| Assignment |
Show all lines from the listing below that contain "Office".

| Input for this task |
***

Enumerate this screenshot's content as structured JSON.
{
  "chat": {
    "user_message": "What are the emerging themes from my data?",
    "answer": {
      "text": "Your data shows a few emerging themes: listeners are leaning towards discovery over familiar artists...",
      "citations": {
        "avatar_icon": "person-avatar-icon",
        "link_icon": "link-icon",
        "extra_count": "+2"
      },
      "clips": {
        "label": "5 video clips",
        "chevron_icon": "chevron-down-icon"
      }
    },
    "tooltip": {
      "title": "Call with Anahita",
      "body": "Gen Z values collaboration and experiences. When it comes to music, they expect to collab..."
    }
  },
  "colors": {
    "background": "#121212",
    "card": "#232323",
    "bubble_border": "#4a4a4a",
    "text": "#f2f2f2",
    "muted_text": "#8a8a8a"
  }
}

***

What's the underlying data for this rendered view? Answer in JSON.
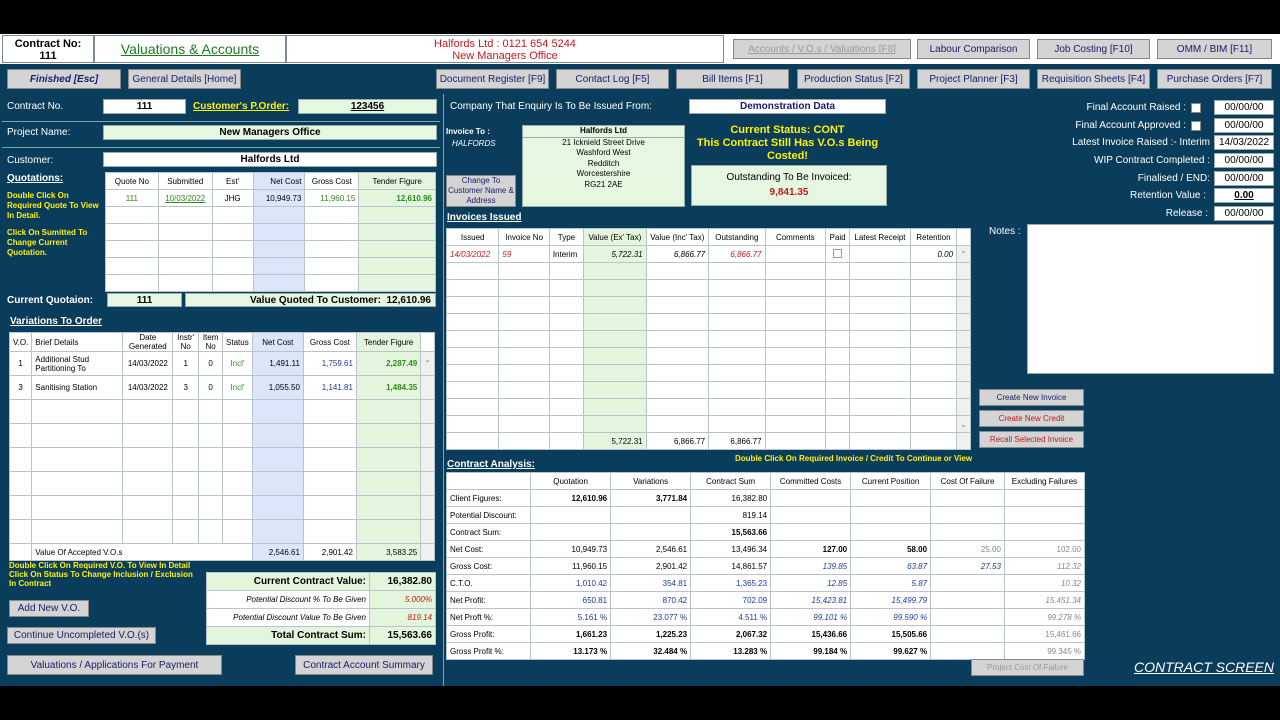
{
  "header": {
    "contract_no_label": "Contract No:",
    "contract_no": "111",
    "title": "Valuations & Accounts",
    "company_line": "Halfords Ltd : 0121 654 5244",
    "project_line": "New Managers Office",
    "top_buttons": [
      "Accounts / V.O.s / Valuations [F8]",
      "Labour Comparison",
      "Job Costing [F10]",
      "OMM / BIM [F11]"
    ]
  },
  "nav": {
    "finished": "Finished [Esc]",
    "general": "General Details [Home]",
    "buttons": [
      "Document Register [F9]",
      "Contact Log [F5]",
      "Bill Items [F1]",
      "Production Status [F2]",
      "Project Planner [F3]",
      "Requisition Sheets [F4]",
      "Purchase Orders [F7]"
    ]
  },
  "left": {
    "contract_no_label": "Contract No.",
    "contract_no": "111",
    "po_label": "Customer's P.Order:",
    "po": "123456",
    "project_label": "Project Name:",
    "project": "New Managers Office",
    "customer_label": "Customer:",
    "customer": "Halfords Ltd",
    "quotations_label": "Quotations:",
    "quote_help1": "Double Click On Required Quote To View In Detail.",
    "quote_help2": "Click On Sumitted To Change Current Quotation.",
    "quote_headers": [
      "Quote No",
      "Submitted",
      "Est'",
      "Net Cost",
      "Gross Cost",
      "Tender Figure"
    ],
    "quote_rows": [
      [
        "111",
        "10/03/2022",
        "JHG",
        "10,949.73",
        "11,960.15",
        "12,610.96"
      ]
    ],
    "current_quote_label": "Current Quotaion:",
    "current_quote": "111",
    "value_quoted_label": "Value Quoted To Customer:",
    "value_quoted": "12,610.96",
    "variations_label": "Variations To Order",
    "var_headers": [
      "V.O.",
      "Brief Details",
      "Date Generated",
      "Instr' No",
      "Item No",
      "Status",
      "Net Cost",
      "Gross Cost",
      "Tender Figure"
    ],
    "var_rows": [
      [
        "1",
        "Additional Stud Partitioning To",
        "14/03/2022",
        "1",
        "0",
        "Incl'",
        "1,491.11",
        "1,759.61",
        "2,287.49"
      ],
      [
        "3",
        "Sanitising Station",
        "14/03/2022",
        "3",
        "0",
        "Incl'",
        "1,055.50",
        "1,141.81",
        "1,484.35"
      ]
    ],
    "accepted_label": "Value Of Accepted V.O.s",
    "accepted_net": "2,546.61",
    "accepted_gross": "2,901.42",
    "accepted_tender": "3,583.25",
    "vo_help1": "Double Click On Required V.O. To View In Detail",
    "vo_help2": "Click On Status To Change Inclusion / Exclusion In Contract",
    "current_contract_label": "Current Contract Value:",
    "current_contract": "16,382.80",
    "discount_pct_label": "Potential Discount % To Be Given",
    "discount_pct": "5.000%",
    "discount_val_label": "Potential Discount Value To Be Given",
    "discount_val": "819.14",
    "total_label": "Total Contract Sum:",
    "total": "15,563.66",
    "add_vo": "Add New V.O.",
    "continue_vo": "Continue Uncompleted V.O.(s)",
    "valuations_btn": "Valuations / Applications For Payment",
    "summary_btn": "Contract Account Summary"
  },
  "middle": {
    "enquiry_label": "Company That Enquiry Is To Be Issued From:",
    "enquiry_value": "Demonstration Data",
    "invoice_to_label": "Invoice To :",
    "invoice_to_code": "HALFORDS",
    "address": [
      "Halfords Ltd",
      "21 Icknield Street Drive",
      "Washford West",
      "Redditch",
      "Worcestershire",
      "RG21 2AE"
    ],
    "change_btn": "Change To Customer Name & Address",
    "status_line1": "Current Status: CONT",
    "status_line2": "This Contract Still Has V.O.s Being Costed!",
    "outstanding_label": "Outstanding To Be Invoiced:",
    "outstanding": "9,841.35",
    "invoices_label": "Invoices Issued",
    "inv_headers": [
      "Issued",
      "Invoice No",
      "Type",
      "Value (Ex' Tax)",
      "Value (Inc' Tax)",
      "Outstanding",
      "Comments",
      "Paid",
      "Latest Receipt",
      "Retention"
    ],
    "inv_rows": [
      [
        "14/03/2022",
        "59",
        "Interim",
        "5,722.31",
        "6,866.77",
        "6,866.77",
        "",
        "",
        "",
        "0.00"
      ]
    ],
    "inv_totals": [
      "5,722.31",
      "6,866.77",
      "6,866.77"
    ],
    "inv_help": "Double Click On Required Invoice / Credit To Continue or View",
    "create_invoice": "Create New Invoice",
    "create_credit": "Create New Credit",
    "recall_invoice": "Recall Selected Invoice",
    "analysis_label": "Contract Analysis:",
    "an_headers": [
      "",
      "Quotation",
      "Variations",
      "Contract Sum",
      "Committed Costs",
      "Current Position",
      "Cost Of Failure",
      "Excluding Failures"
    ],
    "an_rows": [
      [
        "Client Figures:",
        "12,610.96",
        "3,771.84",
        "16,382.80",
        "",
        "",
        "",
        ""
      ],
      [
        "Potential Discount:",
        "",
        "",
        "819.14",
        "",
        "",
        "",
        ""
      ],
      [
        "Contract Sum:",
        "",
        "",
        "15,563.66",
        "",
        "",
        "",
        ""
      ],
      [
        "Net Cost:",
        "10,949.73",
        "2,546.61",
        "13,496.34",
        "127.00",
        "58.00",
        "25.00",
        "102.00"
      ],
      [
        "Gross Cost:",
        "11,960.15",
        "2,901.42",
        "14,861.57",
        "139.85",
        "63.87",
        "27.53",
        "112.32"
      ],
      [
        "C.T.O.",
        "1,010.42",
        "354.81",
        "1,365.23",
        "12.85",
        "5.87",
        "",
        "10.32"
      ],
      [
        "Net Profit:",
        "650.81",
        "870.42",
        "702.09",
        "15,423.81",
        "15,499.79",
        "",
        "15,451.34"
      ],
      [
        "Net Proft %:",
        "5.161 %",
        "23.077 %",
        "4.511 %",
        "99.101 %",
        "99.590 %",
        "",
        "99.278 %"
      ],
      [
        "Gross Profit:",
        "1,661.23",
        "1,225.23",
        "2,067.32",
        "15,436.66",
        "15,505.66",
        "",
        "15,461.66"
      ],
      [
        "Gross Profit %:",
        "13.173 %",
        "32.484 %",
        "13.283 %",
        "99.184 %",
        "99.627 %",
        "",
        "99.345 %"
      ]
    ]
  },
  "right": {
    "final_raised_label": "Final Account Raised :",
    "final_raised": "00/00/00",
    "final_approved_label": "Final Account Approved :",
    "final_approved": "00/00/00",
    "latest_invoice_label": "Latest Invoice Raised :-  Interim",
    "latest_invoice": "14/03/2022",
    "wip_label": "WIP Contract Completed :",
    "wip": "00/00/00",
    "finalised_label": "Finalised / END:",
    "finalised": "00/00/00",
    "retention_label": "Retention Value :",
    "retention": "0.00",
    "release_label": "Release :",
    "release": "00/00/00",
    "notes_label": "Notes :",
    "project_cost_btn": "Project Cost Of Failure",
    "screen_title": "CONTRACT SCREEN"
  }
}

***

| Solution |
    "project_line": "New Managers Office",
    "project": "New Managers Office",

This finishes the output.